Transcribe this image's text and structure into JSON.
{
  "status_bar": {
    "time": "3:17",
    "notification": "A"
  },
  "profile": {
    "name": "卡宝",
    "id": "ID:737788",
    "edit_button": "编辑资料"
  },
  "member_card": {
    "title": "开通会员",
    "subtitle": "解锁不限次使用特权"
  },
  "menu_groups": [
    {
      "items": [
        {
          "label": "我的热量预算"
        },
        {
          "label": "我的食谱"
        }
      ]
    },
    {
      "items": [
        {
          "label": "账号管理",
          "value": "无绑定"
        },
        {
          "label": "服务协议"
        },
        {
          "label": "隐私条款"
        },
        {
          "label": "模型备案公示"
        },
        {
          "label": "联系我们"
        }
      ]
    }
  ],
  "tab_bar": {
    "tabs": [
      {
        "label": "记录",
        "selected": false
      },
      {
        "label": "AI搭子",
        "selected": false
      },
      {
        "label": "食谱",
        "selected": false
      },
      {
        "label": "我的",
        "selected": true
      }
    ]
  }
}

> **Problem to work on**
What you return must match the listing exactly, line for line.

> **Response to the exercise**
Transcribe this image's text and structure into JSON.
{
  "status_bar": {
    "time": "3:17",
    "notification": "A"
  },
  "profile": {
    "name": "卡宝",
    "id": "ID:737788",
    "edit_button": "编辑资料"
  },
  "member_card": {
    "title": "开通会员",
    "subtitle": "解锁不限次使用特权"
  },
  "menu_groups": [
    {
      "items": [
        {
          "label": "我的热量预算"
        },
        {
          "label": "我的食谱"
        }
      ]
    },
    {
      "items": [
        {
          "label": "账号管理",
          "value": "无绑定"
        },
        {
          "label": "服务协议"
        },
        {
          "label": "隐私条款"
        },
        {
          "label": "模型备案公示"
        },
        {
          "label": "联系我们"
        }
      ]
    }
  ],
  "tab_bar": {
    "tabs": [
      {
        "label": "记录",
        "selected": false
      },
      {
        "label": "AI搭子",
        "selected": false
      },
      {
        "label": "食谱",
        "selected": false
      },
      {
        "label": "我的",
        "selected": true
      }
    ]
  }
}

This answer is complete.